Not all the entries are laudatory. What if you re-read that childhood favourite and find you don't much like it? George Bain reprimands Rae for prompting his disappointing second look at Richard Halliburton's The Royal Road to Romance: "In the re-reading I found myself occasionally muttering that this guy was not altogether the free spirit I admired at eleven or twelve, but a well-off young guy with connections." His conclusion? "It's not just true that you can't go back. It's disturbing to try." On returning to The Water-Babies, the writer Charlotte Gray was "appalled" at what she found. Alex Tilley's single plaintive sentence says it all: "Oh God, why do the Bobbsey Twins keep springing to mind!"
The book concludes with a generous thirty pages of unannotated book lists, bibliographies both personal and canonical. The chronology of historically important children's books is similar to a reading list for a university course in children's literature. Ditto for the list of early children's books by and about Canada. Rae's personal lists of recent Canadian favourites in English cover younger readers (100), older readers (100), non-fiction (42), poetry (19), series (11), and short stories (24). Browsing these lists is like snooping at a well-read friend's bookshelves. The inclusion of the Morningside children's book panel choices (Canadian and international, grouped by age) from November 1992 to May 1997 is another bonus. Rae rounds out the recommendations with lists of the winners of major Canadian, American, and international awards (in that order). This is a very handy section but could have been improved with a quick reference to The Children's Literature Web Guide Site (http://www.ace.ucalgary.ca/~dkbrown/), which updates such lists, hosts book discussions, and provides many other links.

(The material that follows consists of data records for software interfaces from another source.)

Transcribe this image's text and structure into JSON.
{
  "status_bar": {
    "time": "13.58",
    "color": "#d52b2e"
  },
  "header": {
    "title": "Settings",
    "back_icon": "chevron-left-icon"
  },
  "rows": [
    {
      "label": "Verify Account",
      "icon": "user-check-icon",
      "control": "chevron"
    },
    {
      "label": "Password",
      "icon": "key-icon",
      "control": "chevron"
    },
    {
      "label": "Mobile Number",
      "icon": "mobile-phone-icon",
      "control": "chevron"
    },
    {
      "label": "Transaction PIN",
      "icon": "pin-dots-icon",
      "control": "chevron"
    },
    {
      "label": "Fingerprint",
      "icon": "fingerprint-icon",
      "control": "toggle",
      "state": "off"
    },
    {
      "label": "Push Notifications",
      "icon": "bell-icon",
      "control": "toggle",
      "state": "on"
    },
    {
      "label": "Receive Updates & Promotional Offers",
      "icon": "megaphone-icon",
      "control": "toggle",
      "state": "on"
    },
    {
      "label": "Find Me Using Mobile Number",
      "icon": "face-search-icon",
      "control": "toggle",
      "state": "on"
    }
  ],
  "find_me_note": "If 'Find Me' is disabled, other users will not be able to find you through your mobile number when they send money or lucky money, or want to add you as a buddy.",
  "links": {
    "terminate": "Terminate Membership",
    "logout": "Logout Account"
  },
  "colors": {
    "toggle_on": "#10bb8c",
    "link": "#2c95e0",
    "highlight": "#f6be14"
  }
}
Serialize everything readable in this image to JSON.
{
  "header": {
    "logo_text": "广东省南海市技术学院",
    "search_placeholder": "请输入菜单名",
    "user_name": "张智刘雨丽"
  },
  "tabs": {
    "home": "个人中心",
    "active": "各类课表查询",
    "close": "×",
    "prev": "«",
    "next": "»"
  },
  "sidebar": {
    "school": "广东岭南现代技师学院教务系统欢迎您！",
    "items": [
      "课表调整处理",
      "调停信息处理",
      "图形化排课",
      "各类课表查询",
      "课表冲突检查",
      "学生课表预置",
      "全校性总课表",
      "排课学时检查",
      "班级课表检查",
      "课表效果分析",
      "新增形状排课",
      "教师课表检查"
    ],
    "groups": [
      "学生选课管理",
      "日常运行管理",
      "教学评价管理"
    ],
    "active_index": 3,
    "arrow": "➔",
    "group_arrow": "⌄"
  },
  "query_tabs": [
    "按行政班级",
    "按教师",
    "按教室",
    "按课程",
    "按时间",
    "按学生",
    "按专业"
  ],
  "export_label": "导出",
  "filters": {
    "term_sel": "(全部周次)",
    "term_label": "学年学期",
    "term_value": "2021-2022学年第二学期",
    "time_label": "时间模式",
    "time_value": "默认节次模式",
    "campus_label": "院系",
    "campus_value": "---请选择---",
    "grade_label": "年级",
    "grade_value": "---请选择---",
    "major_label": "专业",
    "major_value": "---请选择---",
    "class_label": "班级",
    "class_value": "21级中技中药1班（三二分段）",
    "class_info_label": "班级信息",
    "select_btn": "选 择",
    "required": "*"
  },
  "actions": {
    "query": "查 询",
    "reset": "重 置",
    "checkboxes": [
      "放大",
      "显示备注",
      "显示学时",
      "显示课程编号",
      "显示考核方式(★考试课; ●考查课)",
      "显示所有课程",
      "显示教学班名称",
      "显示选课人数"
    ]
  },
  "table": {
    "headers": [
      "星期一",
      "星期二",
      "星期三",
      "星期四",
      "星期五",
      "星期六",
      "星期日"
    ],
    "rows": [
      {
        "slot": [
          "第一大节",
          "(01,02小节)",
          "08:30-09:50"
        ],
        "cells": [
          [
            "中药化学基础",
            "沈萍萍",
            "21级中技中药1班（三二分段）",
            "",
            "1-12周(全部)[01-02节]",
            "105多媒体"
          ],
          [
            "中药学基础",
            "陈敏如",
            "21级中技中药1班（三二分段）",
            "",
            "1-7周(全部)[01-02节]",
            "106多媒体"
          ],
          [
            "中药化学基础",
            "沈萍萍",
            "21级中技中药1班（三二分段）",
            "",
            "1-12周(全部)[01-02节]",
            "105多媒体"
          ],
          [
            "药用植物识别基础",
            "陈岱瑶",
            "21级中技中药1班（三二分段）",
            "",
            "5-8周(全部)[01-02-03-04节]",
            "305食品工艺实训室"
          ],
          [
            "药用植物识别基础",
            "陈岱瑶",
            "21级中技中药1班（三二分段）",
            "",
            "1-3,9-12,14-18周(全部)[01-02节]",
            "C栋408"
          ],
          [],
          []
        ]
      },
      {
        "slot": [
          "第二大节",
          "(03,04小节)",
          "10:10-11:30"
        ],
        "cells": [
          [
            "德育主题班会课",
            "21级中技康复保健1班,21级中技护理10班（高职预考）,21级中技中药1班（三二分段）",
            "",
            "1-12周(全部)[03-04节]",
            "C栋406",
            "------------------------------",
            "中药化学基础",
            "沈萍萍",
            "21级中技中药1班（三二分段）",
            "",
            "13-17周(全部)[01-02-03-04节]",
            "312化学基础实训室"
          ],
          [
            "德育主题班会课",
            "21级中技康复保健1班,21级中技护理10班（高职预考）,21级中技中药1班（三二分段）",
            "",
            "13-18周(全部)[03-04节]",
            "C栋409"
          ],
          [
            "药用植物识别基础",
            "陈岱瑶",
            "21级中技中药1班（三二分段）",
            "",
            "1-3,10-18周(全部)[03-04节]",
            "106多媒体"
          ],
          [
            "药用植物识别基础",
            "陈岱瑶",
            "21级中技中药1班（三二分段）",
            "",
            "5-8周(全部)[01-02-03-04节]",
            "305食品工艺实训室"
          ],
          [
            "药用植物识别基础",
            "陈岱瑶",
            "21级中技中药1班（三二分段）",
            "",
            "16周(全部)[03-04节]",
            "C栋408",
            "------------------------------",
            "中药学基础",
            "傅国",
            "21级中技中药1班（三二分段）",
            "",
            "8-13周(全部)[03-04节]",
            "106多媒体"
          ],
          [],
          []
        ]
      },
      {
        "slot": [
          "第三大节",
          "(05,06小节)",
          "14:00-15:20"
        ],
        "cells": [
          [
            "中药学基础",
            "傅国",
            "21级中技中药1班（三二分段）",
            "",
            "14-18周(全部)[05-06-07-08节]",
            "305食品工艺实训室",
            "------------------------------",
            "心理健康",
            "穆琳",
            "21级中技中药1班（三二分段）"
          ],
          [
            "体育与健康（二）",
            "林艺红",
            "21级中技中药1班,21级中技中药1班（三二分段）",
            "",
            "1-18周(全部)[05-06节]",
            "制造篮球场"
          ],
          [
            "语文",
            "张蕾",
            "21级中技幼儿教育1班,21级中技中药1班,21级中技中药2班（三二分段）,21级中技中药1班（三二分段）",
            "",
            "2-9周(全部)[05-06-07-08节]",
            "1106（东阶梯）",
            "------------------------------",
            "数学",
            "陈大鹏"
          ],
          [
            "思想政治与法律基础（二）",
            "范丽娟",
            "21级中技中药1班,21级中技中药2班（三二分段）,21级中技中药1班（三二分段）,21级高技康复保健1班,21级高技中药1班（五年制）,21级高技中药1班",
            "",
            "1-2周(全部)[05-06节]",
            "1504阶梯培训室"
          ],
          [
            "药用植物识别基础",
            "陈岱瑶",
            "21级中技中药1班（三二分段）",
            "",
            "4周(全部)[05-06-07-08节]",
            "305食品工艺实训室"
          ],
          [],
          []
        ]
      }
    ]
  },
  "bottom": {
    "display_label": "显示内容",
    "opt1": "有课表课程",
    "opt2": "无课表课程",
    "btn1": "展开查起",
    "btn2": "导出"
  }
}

There are a few problems. Rae's own writing relies too often on overused reviewer's adjectives (dazzling, stunning, spectacular). I found a number of typos, mostly of names. In her discussion of Native and Inuit stories, Rae mentions Richardo Keens-Douglas, who to the best of my knowledge does not tell such stories. Alice Kane's The Dreamer Awake is in the poetry rather than the short story list. And though the cursive headings are otherwise attractive, the ornate upper case makes acronyms difficult to read.
Everybody's Favourites will surely prompt readers to reflect on their own literary epiphanies. I identified most closely with the experience of Adrienne Clarkson, who fell under the spell of Maurice Sendak's Higglety Pigglety Pop! Or, There Must Be More to Life, as an adult. I recognized myself in Barbara Cooney's Miss Rumphius at the tender age of twenty-five. Buy or borrow Everybody's Favourites for the read-aloud stories, biographical snippets, historical commentary, and especially for the book lists and recommendations. After all, 'tis the season. Give some lucky person, young or old, a life-changing book.
Annette Goldsmith is a Toronto children's librarian and editor of the electronic journal, The Looking Glass: New perspectives on children's books (http://www.fis.utoronto.ca/~easun/looking glass).